:: DATASET EXCERPTS
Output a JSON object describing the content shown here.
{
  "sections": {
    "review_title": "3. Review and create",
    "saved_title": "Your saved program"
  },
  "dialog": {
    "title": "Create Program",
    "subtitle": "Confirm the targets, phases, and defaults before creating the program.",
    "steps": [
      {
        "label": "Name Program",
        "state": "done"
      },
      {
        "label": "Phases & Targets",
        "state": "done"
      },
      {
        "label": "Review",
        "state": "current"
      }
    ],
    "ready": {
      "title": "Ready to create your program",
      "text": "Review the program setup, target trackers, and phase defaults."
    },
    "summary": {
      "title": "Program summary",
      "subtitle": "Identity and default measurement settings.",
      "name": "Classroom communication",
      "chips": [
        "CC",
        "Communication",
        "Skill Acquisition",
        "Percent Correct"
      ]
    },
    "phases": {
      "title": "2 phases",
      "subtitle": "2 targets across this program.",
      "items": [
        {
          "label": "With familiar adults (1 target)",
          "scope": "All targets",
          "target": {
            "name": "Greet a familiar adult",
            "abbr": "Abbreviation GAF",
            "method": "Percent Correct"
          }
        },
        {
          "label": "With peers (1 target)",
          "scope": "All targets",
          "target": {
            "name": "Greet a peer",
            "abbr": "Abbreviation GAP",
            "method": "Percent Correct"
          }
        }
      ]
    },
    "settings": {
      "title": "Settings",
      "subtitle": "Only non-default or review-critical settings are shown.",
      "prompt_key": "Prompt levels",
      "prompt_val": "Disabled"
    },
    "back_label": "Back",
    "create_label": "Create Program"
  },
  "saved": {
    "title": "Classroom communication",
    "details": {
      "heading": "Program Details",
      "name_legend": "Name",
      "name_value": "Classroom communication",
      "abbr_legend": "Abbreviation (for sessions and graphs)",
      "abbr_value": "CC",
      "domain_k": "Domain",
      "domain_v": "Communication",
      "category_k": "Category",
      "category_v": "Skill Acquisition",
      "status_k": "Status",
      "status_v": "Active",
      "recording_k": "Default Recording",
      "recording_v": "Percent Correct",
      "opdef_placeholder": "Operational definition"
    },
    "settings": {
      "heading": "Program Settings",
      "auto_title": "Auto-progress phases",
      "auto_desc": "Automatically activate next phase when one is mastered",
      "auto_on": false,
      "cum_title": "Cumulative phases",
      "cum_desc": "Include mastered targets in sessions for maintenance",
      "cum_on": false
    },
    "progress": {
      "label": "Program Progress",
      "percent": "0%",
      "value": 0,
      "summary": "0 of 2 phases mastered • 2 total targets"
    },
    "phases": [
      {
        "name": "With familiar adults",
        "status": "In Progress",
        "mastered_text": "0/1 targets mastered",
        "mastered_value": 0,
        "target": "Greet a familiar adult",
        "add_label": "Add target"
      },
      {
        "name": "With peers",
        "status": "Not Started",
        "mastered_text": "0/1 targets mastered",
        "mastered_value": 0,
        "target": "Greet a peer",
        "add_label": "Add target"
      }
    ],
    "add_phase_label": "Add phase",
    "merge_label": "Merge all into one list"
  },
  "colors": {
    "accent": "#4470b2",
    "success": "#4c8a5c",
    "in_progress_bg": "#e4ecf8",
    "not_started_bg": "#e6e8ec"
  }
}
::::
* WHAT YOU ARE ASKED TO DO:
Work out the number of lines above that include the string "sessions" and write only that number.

* ANSWER TO THE EXERCISE:
2